Theo Epstein wanted Jon Lester on his team again.
He wanted him bad.
Lester was one of the top free agents following the 2014 season -- which made him desirable enough -- but it was Epstein's first-hand experience with the lefty that made the Cubs president, following his second season in Chicago, so determined to land him.
Epstein knew what Lester represented. He knew that he wanted -- perhaps even needed -- that on the team he was trying to take to the World Series.
Jon Lester is a winner -- in the biggest moments, when the odds are most stacked against him, Lester comes through.
Epstein -- armed with some foul language, a San Diego hotel room, a bottle of Jägermeister, an MLB: The Show clip of the Cubs winning the World Series, and $155 million -- got his man.
The Cubs are now one win away from heading to the World Series.
Those two facts are absolutely connected.
There are a lot of winners in Major League Baseball, but there is only one Lester.
He took on cancer in 2006 and won. The next year, he won the clinching game of the World Series in his first ever postseason start. In 2008, he started the playoffs with back-to-back seven-inning, no-run outings, en route to a hard-luck 2.36 ERA in four starts. In the 2013 postseason -- five starts, 1.56 ERA.
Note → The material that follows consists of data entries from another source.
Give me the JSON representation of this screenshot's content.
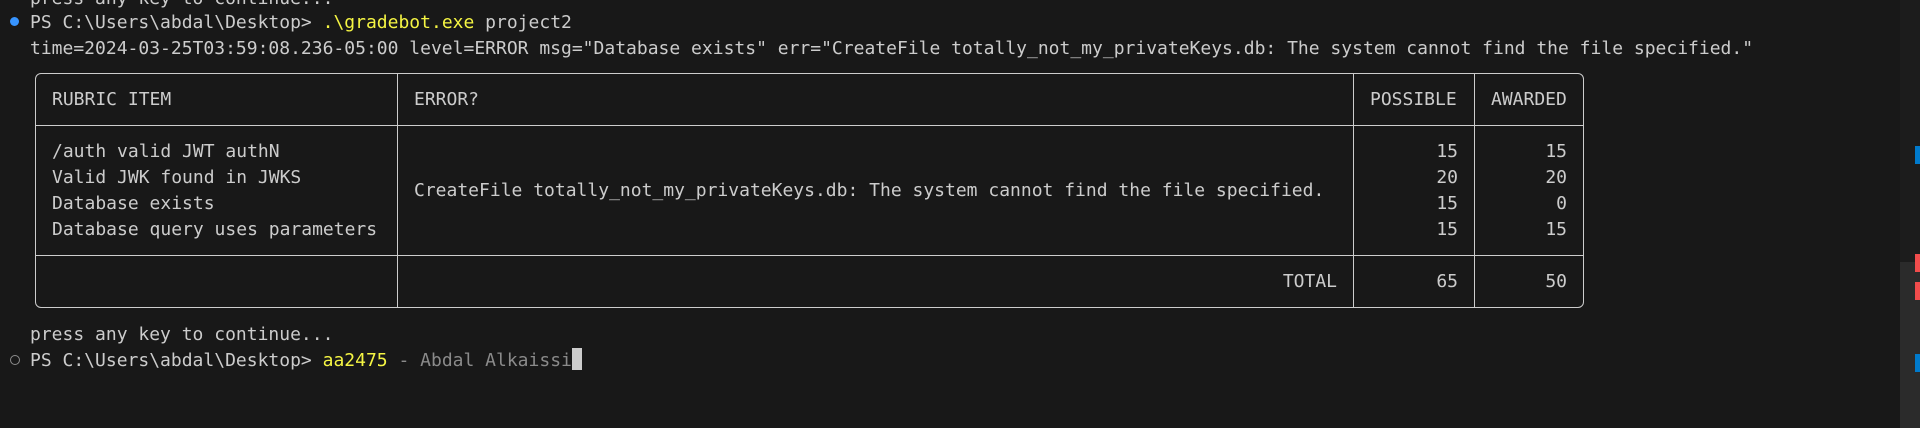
{
  "terminal": {
    "previous_line_cut": "press any key to continue...",
    "prompt": "PS C:\\Users\\abdal\\Desktop>",
    "command1_exe": ".\\gradebot.exe",
    "command1_arg": "project2",
    "log_line": "time=2024-03-25T03:59:08.236-05:00 level=ERROR msg=\"Database exists\" err=\"CreateFile totally_not_my_privateKeys.db: The system cannot find the file specified.\"",
    "continue_text": "press any key to continue...",
    "command2_main": "aa2475",
    "command2_rest": " - Abdal Alkaissi"
  },
  "table": {
    "headers": [
      "RUBRIC ITEM",
      "ERROR?",
      "POSSIBLE",
      "AWARDED"
    ],
    "items": [
      "/auth valid JWT authN",
      "Valid JWK found in JWKS",
      "Database exists",
      "Database query uses parameters"
    ],
    "error": "CreateFile totally_not_my_privateKeys.db: The system cannot find the file specified.",
    "possible": [
      "15",
      "20",
      "15",
      "15"
    ],
    "awarded": [
      "15",
      "20",
      "0",
      "15"
    ],
    "total_label": "TOTAL",
    "total_possible": "65",
    "total_awarded": "50"
  },
  "colors": {
    "background": "#181818",
    "text": "#cccccc",
    "command_highlight": "#f5f543",
    "decoration_success": "#3794ff",
    "scroll_marker_error": "#f14c4c",
    "scroll_marker_info": "#007acc"
  }
}
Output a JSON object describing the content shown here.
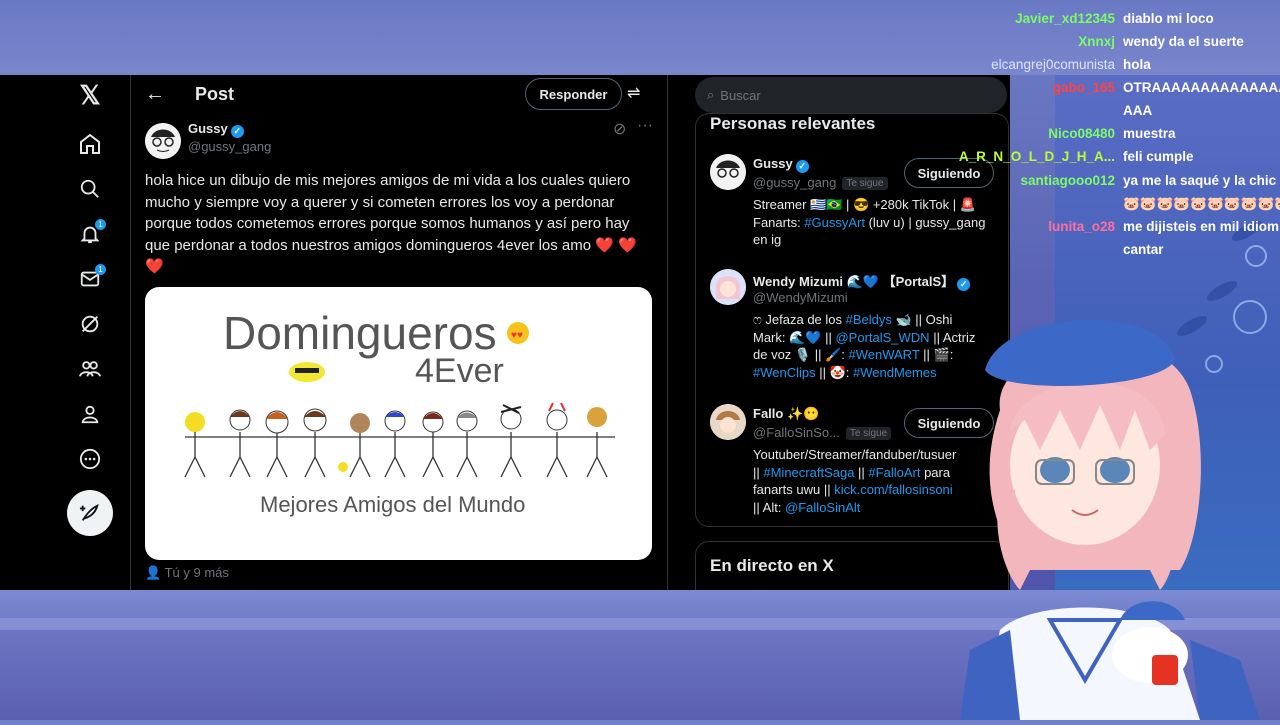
{
  "x_app": {
    "nav": {
      "items": [
        {
          "name": "home",
          "icon": "home-icon"
        },
        {
          "name": "explore",
          "icon": "search-icon"
        },
        {
          "name": "notifications",
          "icon": "bell-icon",
          "badge": "1"
        },
        {
          "name": "messages",
          "icon": "mail-icon",
          "badge": "1"
        },
        {
          "name": "grok",
          "icon": "grok-icon"
        },
        {
          "name": "communities",
          "icon": "people-icon"
        },
        {
          "name": "profile",
          "icon": "person-icon"
        },
        {
          "name": "more",
          "icon": "more-circle-icon"
        }
      ]
    },
    "header": {
      "title": "Post",
      "reply_label": "Responder"
    },
    "post": {
      "author_name": "Gussy",
      "author_handle": "@gussy_gang",
      "text": "hola hice un dibujo de mis mejores amigos de mi vida a los cuales quiero mucho y siempre voy a querer y si cometen errores los voy a perdonar porque todos cometemos errores porque somos humanos y así pero hay que perdonar a todos nuestros amigos domingueros 4ever los amo",
      "hearts": "❤️ ❤️❤️",
      "drawing_title": "Domingueros",
      "drawing_subtitle": "4Ever",
      "drawing_caption": "Mejores Amigos del Mundo",
      "likes_text": "Tú y 9 más"
    },
    "sidebar": {
      "search_placeholder": "Buscar",
      "relevant_title": "Personas relevantes",
      "live_title": "En directo en X",
      "people": [
        {
          "name": "Gussy",
          "handle": "@gussy_gang",
          "follows_you": "Te sigue",
          "button": "Siguiendo",
          "bio": [
            "Streamer 🇺🇾🇧🇷 | 😎 +280k TikTok | 🚨",
            "Fanarts: ",
            "#GussyArt",
            " (luv u) | gussy_gang",
            "en ig"
          ]
        },
        {
          "name": "Wendy Mizumi 🌊💙 【PortalS】",
          "handle": "@WendyMizumi",
          "bio_line1": "ෆ Jefaza de los ",
          "bio_link1": "#Beldys",
          "bio_line1b": " 🐋 || Oshi",
          "bio_line2": "Mark: 🌊💙 || ",
          "bio_link2": "@PortalS_WDN",
          "bio_line2b": " || Actriz",
          "bio_line3": "de voz 🎙️ || 🖌️: ",
          "bio_link3": "#WenWART",
          "bio_line3b": " || 🎬:",
          "bio_link4": "#WenClips",
          "bio_line4b": " || 🤡: ",
          "bio_link5": "#WendMemes"
        },
        {
          "name": "Fallo ✨😶",
          "handle": "@FalloSinSo...",
          "follows_you": "Te sigue",
          "button": "Siguiendo",
          "bio_line1": "Youtuber/Streamer/fanduber/tusuer",
          "bio_line2": "|| ",
          "bio_link2": "#MinecraftSaga",
          "bio_line2b": " || ",
          "bio_link2b": "#FalloArt",
          "bio_line2c": " para",
          "bio_line3": "fanarts uwu || ",
          "bio_link3": "kick.com/fallosinsoni",
          "bio_line4": "|| Alt: ",
          "bio_link4": "@FalloSinAlt"
        }
      ]
    }
  },
  "chat": [
    {
      "user": "Javier_xd12345",
      "color": "#7CFC6A",
      "msg": "diablo mi loco"
    },
    {
      "user": "Xnnxj",
      "color": "#7CFC6A",
      "msg": "wendy da el suerte"
    },
    {
      "user": "elcangrej0comunista",
      "color": "#dde3ff",
      "msg": "hola"
    },
    {
      "user": "gabo_165",
      "color": "#ff4444",
      "msg": "OTRAAAAAAAAAAAAAA"
    },
    {
      "user": "",
      "color": "#ffffff",
      "msg": "AAA"
    },
    {
      "user": "Nico08480",
      "color": "#7CFC6A",
      "msg": "muestra"
    },
    {
      "user": "A_R_N_O_L_D_J_H_A...",
      "color": "#b8ff3a",
      "msg": "feli cumple"
    },
    {
      "user": "santiagooo012",
      "color": "#7CFC6A",
      "msg": "ya me la saqué y la chic"
    },
    {
      "user": "",
      "color": "#ffffff",
      "msg": "🐷🐷🐷🐷🐷🐷🐷🐷🐷🐷"
    },
    {
      "user": "lunita_o28",
      "color": "#ff6fa0",
      "msg": "me dijisteis en mil idiom"
    },
    {
      "user": "",
      "color": "#ffffff",
      "msg": "cantar"
    }
  ],
  "colors": {
    "accent": "#1d9bf0",
    "like": "#f91880",
    "bg": "#000000"
  }
}
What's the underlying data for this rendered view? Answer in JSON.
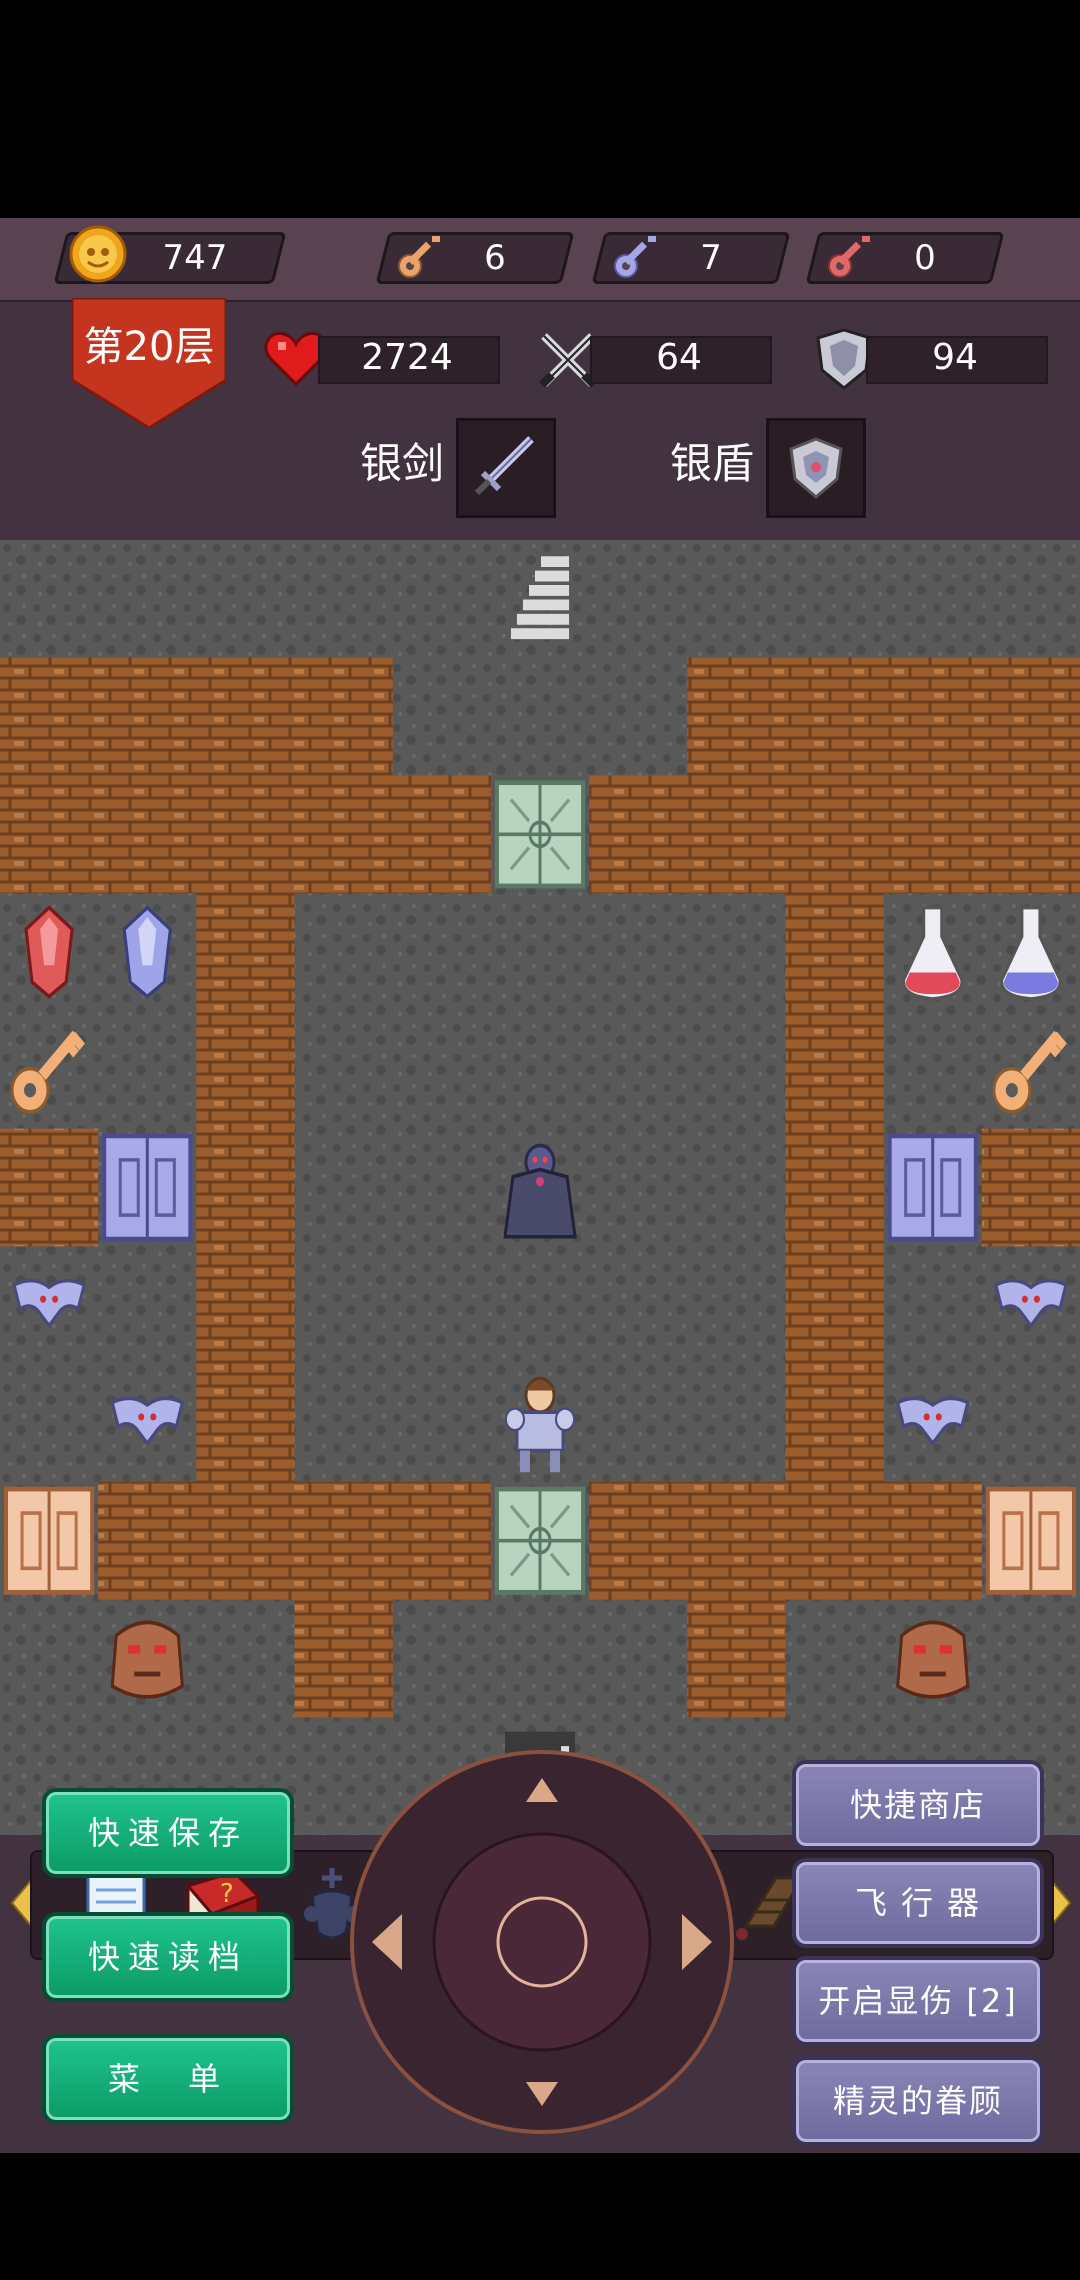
{
  "resources": {
    "gold": "747",
    "yellow_keys": "6",
    "blue_keys": "7",
    "red_keys": "0"
  },
  "hero": {
    "floor": "第20层",
    "hp": "2724",
    "attack": "64",
    "defense": "94",
    "weapon_label": "银剑",
    "shield_label": "银盾"
  },
  "map": {
    "grid_cols": 11,
    "grid_rows": 11,
    "tiles": [
      "FFFFFFFFFFF",
      "WWWWFFFWWWW",
      "WWWWWFWWWWW",
      "FFWFFFFFWFF",
      "FFWFFFFFWFF",
      "WFWFFFFFWFW",
      "FFWFFFFFWFF",
      "FFWFFFFFWFF",
      "FWWWWFWWWWF",
      "FFFWFFFWFFF",
      "FFFFFFFFFFF"
    ],
    "items": [
      {
        "col": 5,
        "row": 0,
        "kind": "stairs-up"
      },
      {
        "col": 5,
        "row": 2,
        "kind": "iron-gate"
      },
      {
        "col": 0,
        "row": 3,
        "kind": "red-gem"
      },
      {
        "col": 1,
        "row": 3,
        "kind": "blue-gem"
      },
      {
        "col": 9,
        "row": 3,
        "kind": "red-potion"
      },
      {
        "col": 10,
        "row": 3,
        "kind": "blue-potion"
      },
      {
        "col": 0,
        "row": 4,
        "kind": "yellow-key"
      },
      {
        "col": 10,
        "row": 4,
        "kind": "yellow-key"
      },
      {
        "col": 1,
        "row": 5,
        "kind": "blue-door"
      },
      {
        "col": 9,
        "row": 5,
        "kind": "blue-door"
      },
      {
        "col": 5,
        "row": 5,
        "kind": "vampire"
      },
      {
        "col": 0,
        "row": 6,
        "kind": "bat"
      },
      {
        "col": 10,
        "row": 6,
        "kind": "bat"
      },
      {
        "col": 1,
        "row": 7,
        "kind": "bat"
      },
      {
        "col": 9,
        "row": 7,
        "kind": "bat"
      },
      {
        "col": 5,
        "row": 7,
        "kind": "hero"
      },
      {
        "col": 0,
        "row": 8,
        "kind": "yellow-door"
      },
      {
        "col": 10,
        "row": 8,
        "kind": "yellow-door"
      },
      {
        "col": 5,
        "row": 8,
        "kind": "iron-gate"
      },
      {
        "col": 1,
        "row": 9,
        "kind": "golem"
      },
      {
        "col": 9,
        "row": 9,
        "kind": "golem"
      },
      {
        "col": 5,
        "row": 10,
        "kind": "stairs-down"
      }
    ]
  },
  "toolbar": {
    "items": [
      "notepad-icon",
      "monster-book-icon",
      "holy-water-icon",
      "pickaxe-icon",
      "fly-icon",
      "fly-down-icon",
      "fly-up-icon",
      "snowflake-icon",
      "dynamite-icon"
    ]
  },
  "buttons": {
    "quick_save": "快速保存",
    "quick_load": "快速读档",
    "menu": "菜　单",
    "shop": "快捷商店",
    "fly": "飞 行 器",
    "damage": "开启显伤 [2]",
    "fairy": "精灵的眷顾"
  },
  "colors": {
    "hp_heart": "#e01b1b",
    "green_button": "#12a874",
    "purple_button": "#7d78ab",
    "floor_badge": "#c4341e",
    "wall": "#9a5c30",
    "floor": "#5b5b5b"
  }
}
Epstein knew how hard it would be to win the World Series in Chicago -- he had built the team that broke the curse of the Bambino in Boston. You need a pitcher like Lester -- someone you can hand the ball to, no matter the circumstance, and expect a win.
The Cubs handed the ball to Lester Thursday night in a pivotal, critical Game 5. He did exactly what was expected -- allowing one run on five hits with six strikeouts in seven innings.
If you wanted to split hairs, the run might not have been earned.
An enterprising sabermetrician will probably find the error in the sentence -- surely there's a cheap option out there that has performed well above his pay grade -- but Lester is, hands down the best $155 million the Cubs have ever spent.
One man cannot take a team to the World Series, but what value can you put on a player who has done it before, wants the ball in the biggest situation, and comes through time and time again? Some guys lead by example, some guys lead with conversations in the locker room -- Lester does both as well as any player in the game.
The Ricketts family buying the Cubs signaled a big change, hiring Epstein furthered that notion, and hiring Joe Maddon to manage the team set a strong foundation, but signing Lester -- the winner -- brought the culture change: the thing the Cubs really needed.
Jon Lester isn't going to be a Lovable Loser -- no sir.
The Cubs have spent a lot of money on free agents over the years -- Andre Dawson, Alfonso Soriano, Jason Heyward -- and why not? They had and will continue to have cash to burn. But can any of them boast being a major part of reversing the curse?
With one more, and perhaps four more, that's what Jon Lester will be able to say. And while you can count the revenue of hats and t-shirts and commemorative programs and tickets, you can't put a value on 71 or 108 years of heartbreak.
This much is easy to say, though: in Chicago, it's worth more than $155 million.